Yesterday morning, I got the automated phone call that millions of other Internet users have been getting. The message told me that my Internet service provider was cutting off access to Internet e-mail in its most standard form. To be specific, after June 1, my ISP will block e-mail sent from any computer in a home or small business using port 25. Going forward, only large corporations and Internet providers will be able to use port 25. Most ISPs have made this move already. It’s a problem, though, because port 25 is traditionally the port designated for sending e-mail.
The reason Internet providers have decided to get everyone out of port 25 is that most e-mail that comes across on port 25 is spam. The same could be said, though, of almost any point or component of the Internet e-mail system. If about 99.9 percent of Internet e-mail is spam, then there aren’t many places where e-mail is sent or received where more than half of the e-mail messages are legitimate.
For ordinary Internet users, there are work-arounds, other ways to send e-mail. We are having to evacuate port 25 and use other ports or other protocols instead. This can be a slight inconvenience, but the broader significance of the move is more troubling. What it means is that Internet providers are losing the e-mail war. Spammers are overwhelming the e-mail system, and Internet providers are in retreat. You don’t have to know what an Internet port is to know that it’s a problem to lose one of them to the outlaws.

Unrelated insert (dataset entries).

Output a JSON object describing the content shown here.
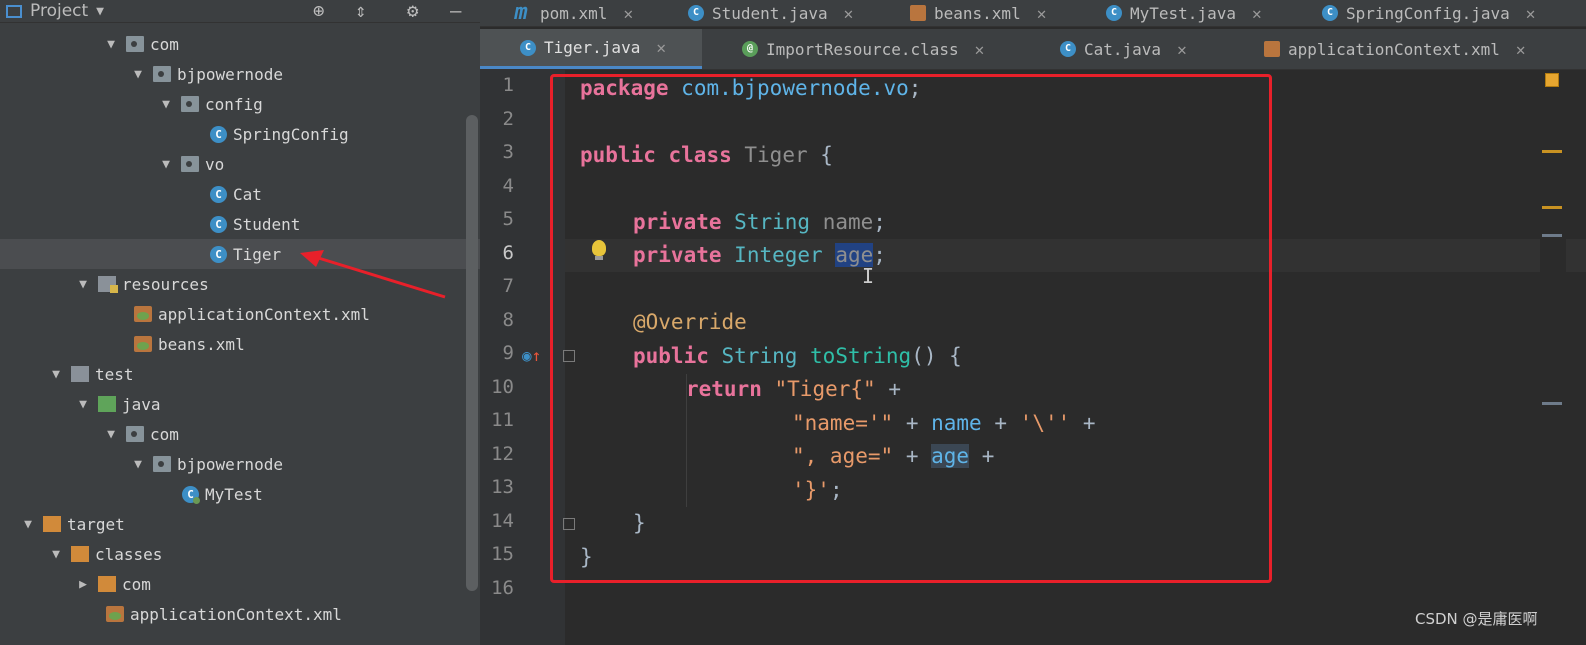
{
  "project_panel": {
    "title": "Project",
    "tree": [
      {
        "label": "com",
        "icon": "package",
        "arrow": "▼"
      },
      {
        "label": "bjpowernode",
        "icon": "package",
        "arrow": "▼"
      },
      {
        "label": "config",
        "icon": "package",
        "arrow": "▼"
      },
      {
        "label": "SpringConfig",
        "icon": "class"
      },
      {
        "label": "vo",
        "icon": "package",
        "arrow": "▼"
      },
      {
        "label": "Cat",
        "icon": "class"
      },
      {
        "label": "Student",
        "icon": "class"
      },
      {
        "label": "Tiger",
        "icon": "class",
        "selected": true
      },
      {
        "label": "resources",
        "icon": "resources-folder",
        "arrow": "▼"
      },
      {
        "label": "applicationContext.xml",
        "icon": "xml"
      },
      {
        "label": "beans.xml",
        "icon": "xml"
      },
      {
        "label": "test",
        "icon": "folder",
        "arrow": "▼"
      },
      {
        "label": "java",
        "icon": "test-source-folder",
        "arrow": "▼"
      },
      {
        "label": "com",
        "icon": "package",
        "arrow": "▼"
      },
      {
        "label": "bjpowernode",
        "icon": "package",
        "arrow": "▼"
      },
      {
        "label": "MyTest",
        "icon": "test-class"
      },
      {
        "label": "target",
        "icon": "excluded-folder",
        "arrow": "▼"
      },
      {
        "label": "classes",
        "icon": "excluded-folder",
        "arrow": "▼"
      },
      {
        "label": "com",
        "icon": "excluded-folder",
        "arrow": "▶"
      },
      {
        "label": "applicationContext.xml",
        "icon": "xml"
      }
    ]
  },
  "tabs_row1": [
    {
      "label": "pom.xml",
      "icon": "maven"
    },
    {
      "label": "Student.java",
      "icon": "class"
    },
    {
      "label": "beans.xml",
      "icon": "xml"
    },
    {
      "label": "MyTest.java",
      "icon": "class"
    },
    {
      "label": "SpringConfig.java",
      "icon": "class"
    }
  ],
  "tabs_row2": [
    {
      "label": "Tiger.java",
      "icon": "class",
      "active": true
    },
    {
      "label": "ImportResource.class",
      "icon": "annotation"
    },
    {
      "label": "Cat.java",
      "icon": "class"
    },
    {
      "label": "applicationContext.xml",
      "icon": "xml"
    }
  ],
  "editor": {
    "current_line": 6,
    "line_numbers": [
      "1",
      "2",
      "3",
      "4",
      "5",
      "6",
      "7",
      "8",
      "9",
      "10",
      "11",
      "12",
      "13",
      "14",
      "15",
      "16"
    ],
    "code": {
      "l1": {
        "kw": "package",
        "pkg": "com.bjpowernode.vo",
        "end": ";"
      },
      "l3": {
        "kw1": "public",
        "kw2": "class",
        "name": "Tiger",
        "end": "{"
      },
      "l5": {
        "kw": "private",
        "type": "String",
        "field": "name",
        "end": ";"
      },
      "l6": {
        "kw": "private",
        "type": "Integer",
        "field": "age",
        "end": ";"
      },
      "l8": {
        "ann": "@Override"
      },
      "l9": {
        "kw": "public",
        "type": "String",
        "method": "toString",
        "end": "() {"
      },
      "l10": {
        "kw": "return",
        "str": "\"Tiger{\"",
        "end": "+"
      },
      "l11": {
        "str1": "\"name='\"",
        "op1": "+",
        "field": "name",
        "op2": "+",
        "str2": "'\\''",
        "op3": "+"
      },
      "l12": {
        "str": "\", age=\"",
        "op1": "+",
        "field": "age",
        "op2": "+"
      },
      "l13": {
        "str": "'}'",
        "end": ";"
      },
      "l14": {
        "brace": "}"
      },
      "l15": {
        "brace": "}"
      }
    }
  },
  "watermark": "CSDN @是庸医啊",
  "colors": {
    "annotation_box": "#e8202a",
    "arrow": "#e8202a",
    "tab_active_underline": "#4a88c7"
  }
}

On the Internet, as on the ocean, the number of ports available is not unlimited, and if we cede one port to the outlaws now, it is just a matter of time, perhaps as little as five years, before they control all of them.
Eventually, the Internet e-mail system will completely break down, and I don’t think it will come as a great shock to the world when it happens. People are already moving away from Internet e-mail. It’s a nice thought that you can exchange messages with anyone in the world, but people prefer to get most messages from people they know, and e-mail sent over social networks now exceeds the volume of legitimate e-mail sent over the Internet.

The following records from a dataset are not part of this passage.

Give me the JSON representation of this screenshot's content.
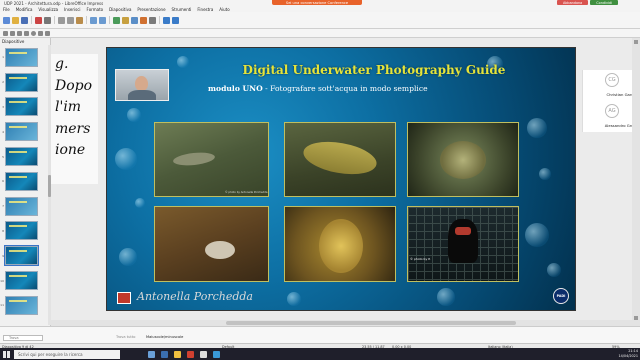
{
  "window": {
    "title": "UDP 2021 - Architettura.odp - LibreOffice Impress",
    "meet_banner": "Sei una conversazione Conference",
    "buttons": {
      "leave": "Abbandona",
      "share": "Condividi"
    }
  },
  "menu": [
    "File",
    "Modifica",
    "Visualizza",
    "Inserisci",
    "Formato",
    "Diapositiva",
    "Presentazione",
    "Strumenti",
    "Finestra",
    "Aiuto"
  ],
  "slides_panel": {
    "header": "Diapositive",
    "count": 12,
    "selected_index": 8
  },
  "notes_overlay": [
    "g.",
    "Dopo",
    "l'im",
    "mers",
    "ione"
  ],
  "slide": {
    "title": "Digital Underwater Photography Guide",
    "subtitle_bold": "modulo UNO",
    "subtitle_rest": " - Fotografare sott'acqua in modo semplice",
    "photo1_caption": "© photo by Antonella Porchedda",
    "photo6_caption": "© photo by P.",
    "signature": "Antonella Porchedda",
    "padi_logo_text": "PADI"
  },
  "participants": [
    {
      "initials": "CG",
      "name": "Christian Garetta"
    },
    {
      "initials": "AG",
      "name": "Alessandro Gregis"
    }
  ],
  "bottom": {
    "find_placeholder": "Trova",
    "notes_label": "Trova tutto",
    "match_case": "Maiuscole/minuscole"
  },
  "status": {
    "slide_info": "Diapositiva 9 di 42",
    "layout": "Default",
    "coords": "23,55 / 11,87",
    "size": "0,00 x 0,00",
    "language": "Italiano (Italia)",
    "zoom": "59%"
  },
  "taskbar": {
    "search_placeholder": "Scrivi qui per eseguire la ricerca",
    "time": "21:14",
    "date": "14/04/2021"
  },
  "colors": {
    "title": "#e6e43a",
    "accent": "#3973c6",
    "banner": "#e8622a"
  }
}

Some e-mail engineers believe, despite all evidence to the contrary, that “port 25 blocking” will save e-mail. Others are mistakenly pinning their hopes on various of the failed ID initiatives of the past decade, including the two that helped make AOL a non-player in the Internet e-mail business. It‘s proof that engineers are capable of nostalgia, but it doesn’t help us arrive at the answer. Ultimately, the current e-mail system is not flexible enough to survive, and we can only hope that network security engineers are consulted when its replacement is designed.